Your property may be repossessed if you do not keep up repayments on your mortgage with Investec.

Preparing the Transfer of Equity with a Investec Mortgage

When it comes to preparing the the Land Registry documents your conveyancer should in the ‘consideration’ panel choose the first option, if consideration is given; otherwise ignore the consideration panel altogether.

If Investec is joining in the transfer to release someone from liability, put the release in the ‘additional provisions’ panel if someone is entering into a covenant relating to the charge, place it in the ‘additional provisions’ panel stamp duty land tax is not payable when there is no chargeable consideration for the transfer (Schedule 3, paragraph 1 of the Finance Act 2003). In the case of a transfer subject to a charge (even if the transfer is by way of gift) or if a property has been transferred for no value and there is an associated discharge, HMRC would view this as an assumption of an existing debt by the purchaser (Schedule 4, paragraph 8 of the Finance Act 2003) and stamp duty land tax may be payable if you wish you may state in the ‘additional provisions’ panel that ‘This transfer is made subject to a charge dated… in favour of…’

On form AP1, your conveyancing solicitor should describe the transfer as ‘transfer of equity’ to assist Land Registry staff.

Information provided on this webpage is for general information and only applies to England and Wales. It should not be regarded as advice for members of the public who should contact their lawyer,mortgage broker, insurer and accountant for specific advice relating to transfer of equity. Whilst we endeavour to keep the information up to date and correct we do not make any representation or warranties of any kind about its completeness, accuracy, reliability or suitability. Any reliance you place on the information is strictly at your own risk.

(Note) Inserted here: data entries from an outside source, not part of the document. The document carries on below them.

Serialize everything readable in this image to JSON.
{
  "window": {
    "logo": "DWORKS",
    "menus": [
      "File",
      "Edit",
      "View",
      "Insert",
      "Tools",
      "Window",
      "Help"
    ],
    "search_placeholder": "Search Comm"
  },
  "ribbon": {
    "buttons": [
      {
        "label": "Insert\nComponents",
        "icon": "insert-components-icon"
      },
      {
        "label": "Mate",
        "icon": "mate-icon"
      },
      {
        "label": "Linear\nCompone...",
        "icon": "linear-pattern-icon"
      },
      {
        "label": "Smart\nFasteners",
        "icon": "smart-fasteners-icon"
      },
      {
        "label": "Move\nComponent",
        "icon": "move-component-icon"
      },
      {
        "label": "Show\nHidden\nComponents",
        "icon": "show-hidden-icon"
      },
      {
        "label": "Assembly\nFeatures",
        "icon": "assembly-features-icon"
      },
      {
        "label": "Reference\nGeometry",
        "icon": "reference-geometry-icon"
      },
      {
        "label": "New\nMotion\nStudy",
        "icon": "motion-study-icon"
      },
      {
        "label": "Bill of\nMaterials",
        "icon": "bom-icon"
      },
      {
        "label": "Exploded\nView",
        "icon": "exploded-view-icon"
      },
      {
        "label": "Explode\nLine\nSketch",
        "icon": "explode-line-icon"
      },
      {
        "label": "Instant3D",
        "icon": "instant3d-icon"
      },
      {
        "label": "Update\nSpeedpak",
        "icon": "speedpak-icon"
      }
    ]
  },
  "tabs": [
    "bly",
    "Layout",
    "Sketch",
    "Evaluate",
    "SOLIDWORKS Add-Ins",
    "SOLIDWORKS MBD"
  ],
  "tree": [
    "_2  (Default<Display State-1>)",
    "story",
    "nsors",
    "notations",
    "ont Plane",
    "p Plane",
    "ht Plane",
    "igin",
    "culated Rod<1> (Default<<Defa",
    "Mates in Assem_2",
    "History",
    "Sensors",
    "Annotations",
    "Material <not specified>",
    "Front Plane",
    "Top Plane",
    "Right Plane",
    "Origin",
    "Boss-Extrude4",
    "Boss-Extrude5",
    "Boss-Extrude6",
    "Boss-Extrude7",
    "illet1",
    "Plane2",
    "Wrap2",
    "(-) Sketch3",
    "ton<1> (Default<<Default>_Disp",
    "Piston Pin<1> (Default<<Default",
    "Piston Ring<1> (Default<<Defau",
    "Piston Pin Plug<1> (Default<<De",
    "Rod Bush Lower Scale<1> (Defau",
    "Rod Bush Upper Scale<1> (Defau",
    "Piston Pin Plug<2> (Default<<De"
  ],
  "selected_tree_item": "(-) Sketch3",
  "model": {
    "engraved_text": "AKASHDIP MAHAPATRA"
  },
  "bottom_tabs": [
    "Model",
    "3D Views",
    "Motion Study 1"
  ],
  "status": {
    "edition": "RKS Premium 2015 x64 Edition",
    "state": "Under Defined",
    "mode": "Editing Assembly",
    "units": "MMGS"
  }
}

Lexsure will not be liable for any direct or indirect loss or damage arising out of or in connection with the use of this information.


Frequently asked questions relating to Investec transfer of equity